Jul 18, 2018 — Sep 16, 2018

The exhibition Matthew Rolston: Talking Heads is comprised of monumental color portraits of dummies chosen from a collection of nearly seven hundred ventriloquist dolls (dating from 1820 to1980) housed at the Vent Haven Museum in Fort Mitchell, Kentucky. In 2010, photographer Matthew Rolston set up a portrait studio at the museum and photographed each of his subjects in an identical manner: square format, low angle, monochromatic backdrop, and a single light source. The resulting photographs are grounded in a visual vocabulary articulated by Irving Penn, Richard Avedon, and Andy Warhol; they also invoke the classic tropes of Pygmalian: energize the inanimate, and in so doing, infuse them with an idiosyncratic and expressive humanity. The photographer argues on behalf of our collective humanity, and he offers the gaze of these portraits as an avenue of connection.

In the late 1970s, while still at student in photography at Pasadena’s Art Center College of Design, Rolston was hired by Andy Warhol to make portraits for Interview magazine.
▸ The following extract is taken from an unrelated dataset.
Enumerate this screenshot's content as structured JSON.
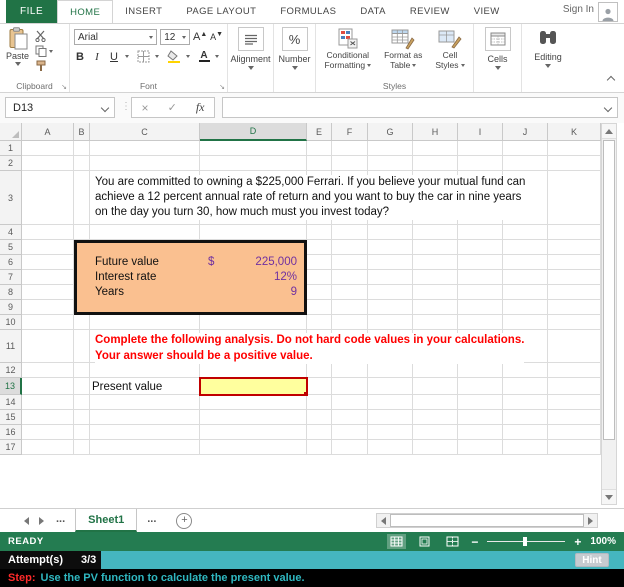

At the time, Warhol was painting a series of square portraits of celebrities and members of the social elite. Upon reflection, Rolston agrees that his Talking Heads are a tribute to his mentor: they pay homage to Warhol’s composition and vivid coloration; to his unconventional “Superstars”; and especially, to his affection for American craft and folk art.